<<<<
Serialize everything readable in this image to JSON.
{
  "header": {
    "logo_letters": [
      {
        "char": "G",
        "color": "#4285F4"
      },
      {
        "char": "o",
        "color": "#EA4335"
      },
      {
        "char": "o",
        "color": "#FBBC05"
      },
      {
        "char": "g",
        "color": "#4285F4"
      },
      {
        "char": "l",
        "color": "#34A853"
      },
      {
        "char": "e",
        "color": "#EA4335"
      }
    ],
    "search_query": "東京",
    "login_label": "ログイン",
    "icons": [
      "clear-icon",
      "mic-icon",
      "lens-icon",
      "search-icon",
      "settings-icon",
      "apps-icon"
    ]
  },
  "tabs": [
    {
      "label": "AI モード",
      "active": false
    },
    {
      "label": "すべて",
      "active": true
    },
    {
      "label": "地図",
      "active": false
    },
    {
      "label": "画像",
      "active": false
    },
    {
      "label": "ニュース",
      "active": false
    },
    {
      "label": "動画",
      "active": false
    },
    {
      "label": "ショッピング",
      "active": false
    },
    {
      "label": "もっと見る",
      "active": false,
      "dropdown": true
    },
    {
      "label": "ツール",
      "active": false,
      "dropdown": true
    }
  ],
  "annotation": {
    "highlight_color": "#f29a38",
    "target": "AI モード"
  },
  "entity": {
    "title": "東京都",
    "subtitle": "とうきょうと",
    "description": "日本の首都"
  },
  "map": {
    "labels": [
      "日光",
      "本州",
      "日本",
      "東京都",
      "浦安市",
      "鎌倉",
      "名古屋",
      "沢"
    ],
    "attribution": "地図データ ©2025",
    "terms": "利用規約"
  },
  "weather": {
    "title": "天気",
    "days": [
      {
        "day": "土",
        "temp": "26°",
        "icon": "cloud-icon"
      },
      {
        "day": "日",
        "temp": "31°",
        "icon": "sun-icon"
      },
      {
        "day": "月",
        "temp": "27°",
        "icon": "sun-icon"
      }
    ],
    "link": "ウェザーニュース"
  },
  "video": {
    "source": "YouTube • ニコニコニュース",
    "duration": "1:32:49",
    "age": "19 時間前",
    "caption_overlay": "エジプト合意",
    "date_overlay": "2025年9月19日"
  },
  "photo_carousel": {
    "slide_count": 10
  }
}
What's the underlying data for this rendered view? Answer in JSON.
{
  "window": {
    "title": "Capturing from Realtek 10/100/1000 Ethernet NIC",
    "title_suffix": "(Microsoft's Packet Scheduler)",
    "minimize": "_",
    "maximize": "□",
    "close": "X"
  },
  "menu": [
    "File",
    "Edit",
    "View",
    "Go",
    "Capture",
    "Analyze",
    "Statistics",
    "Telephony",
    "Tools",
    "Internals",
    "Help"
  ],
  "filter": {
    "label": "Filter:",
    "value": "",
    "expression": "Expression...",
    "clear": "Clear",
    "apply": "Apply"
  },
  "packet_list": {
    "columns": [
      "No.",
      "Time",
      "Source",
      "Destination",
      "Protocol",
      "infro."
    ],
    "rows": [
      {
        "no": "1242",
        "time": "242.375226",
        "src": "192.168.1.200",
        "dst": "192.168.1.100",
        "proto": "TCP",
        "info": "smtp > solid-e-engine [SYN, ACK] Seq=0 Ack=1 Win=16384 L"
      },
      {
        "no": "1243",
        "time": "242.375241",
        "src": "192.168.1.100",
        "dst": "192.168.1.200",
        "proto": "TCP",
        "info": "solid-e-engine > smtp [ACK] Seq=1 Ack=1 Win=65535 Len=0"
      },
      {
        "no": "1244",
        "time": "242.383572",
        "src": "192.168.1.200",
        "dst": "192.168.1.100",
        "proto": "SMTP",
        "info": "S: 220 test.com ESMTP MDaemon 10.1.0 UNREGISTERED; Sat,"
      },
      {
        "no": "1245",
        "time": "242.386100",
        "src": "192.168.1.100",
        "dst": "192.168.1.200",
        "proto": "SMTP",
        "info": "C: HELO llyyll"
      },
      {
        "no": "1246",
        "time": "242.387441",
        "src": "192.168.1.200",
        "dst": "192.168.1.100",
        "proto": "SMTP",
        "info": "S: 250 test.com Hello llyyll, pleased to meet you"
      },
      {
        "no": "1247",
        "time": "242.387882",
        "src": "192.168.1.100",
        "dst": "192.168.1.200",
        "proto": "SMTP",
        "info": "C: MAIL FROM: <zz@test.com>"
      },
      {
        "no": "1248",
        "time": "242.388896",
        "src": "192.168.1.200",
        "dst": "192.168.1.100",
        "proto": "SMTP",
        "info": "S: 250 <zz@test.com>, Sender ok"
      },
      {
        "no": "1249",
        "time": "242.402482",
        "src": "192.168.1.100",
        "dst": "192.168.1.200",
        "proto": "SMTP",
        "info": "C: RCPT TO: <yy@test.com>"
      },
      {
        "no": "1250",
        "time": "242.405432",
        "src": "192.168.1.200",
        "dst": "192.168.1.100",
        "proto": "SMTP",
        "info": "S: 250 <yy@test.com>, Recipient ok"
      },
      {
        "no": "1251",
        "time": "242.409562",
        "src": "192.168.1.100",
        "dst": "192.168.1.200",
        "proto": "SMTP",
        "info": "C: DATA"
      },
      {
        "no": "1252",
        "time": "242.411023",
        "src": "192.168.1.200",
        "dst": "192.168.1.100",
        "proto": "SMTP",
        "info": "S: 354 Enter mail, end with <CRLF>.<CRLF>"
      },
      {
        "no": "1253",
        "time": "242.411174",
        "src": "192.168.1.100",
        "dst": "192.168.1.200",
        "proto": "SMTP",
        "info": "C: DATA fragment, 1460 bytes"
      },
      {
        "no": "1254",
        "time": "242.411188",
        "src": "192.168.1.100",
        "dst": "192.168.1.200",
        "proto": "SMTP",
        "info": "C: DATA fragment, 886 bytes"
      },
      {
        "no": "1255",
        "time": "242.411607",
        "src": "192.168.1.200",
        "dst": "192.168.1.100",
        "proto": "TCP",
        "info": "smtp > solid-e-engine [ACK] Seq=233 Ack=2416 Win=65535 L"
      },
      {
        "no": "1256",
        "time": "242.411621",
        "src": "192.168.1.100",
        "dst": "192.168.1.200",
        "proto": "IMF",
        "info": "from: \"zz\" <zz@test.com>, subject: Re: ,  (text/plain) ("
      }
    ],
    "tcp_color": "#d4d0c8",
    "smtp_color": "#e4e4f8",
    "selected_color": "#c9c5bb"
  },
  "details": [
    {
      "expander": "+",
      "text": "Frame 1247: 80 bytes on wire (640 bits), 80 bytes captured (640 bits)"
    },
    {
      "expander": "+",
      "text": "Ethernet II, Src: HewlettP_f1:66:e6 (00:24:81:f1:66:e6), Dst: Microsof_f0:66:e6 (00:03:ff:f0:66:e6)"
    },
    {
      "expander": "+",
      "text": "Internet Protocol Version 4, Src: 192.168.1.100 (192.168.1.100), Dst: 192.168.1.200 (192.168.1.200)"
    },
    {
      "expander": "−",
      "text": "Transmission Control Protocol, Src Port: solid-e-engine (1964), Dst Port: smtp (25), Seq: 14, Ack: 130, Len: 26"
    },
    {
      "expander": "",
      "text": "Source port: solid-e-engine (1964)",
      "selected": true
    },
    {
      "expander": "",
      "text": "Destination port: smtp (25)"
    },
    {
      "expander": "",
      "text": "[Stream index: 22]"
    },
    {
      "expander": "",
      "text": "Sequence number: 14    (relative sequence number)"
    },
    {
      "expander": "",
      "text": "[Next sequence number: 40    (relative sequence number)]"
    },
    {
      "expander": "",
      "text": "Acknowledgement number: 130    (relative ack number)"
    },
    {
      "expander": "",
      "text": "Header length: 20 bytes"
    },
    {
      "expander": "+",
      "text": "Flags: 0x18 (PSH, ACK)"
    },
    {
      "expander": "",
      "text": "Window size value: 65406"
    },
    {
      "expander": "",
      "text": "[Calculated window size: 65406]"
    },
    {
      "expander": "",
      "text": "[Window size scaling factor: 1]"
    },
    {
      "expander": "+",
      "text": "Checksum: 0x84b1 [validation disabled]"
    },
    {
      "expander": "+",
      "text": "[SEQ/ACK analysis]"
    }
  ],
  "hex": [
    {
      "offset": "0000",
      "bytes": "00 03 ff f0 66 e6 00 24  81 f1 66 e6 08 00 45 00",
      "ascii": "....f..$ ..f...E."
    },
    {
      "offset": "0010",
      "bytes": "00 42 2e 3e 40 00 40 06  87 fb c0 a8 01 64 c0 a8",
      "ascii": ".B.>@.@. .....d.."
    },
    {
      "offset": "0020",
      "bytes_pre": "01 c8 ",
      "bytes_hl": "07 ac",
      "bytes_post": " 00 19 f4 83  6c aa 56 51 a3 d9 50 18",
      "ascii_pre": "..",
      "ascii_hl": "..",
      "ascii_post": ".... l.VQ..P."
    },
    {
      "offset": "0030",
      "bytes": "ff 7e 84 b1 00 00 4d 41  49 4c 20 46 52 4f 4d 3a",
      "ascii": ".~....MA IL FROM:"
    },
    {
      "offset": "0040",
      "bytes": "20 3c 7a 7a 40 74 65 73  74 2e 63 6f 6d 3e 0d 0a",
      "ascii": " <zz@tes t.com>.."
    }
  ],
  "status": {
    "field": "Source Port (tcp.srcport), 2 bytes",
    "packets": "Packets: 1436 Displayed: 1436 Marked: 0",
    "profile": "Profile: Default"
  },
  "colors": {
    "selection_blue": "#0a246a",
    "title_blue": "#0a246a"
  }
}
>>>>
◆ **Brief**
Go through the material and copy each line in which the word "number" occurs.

◆ **Answer for this exercise**
      "text": "Sequence number: 14    (relative sequence number)"
      "text": "[Next sequence number: 40    (relative sequence number)]"
      "text": "Acknowledgement number: 130    (relative ack number)"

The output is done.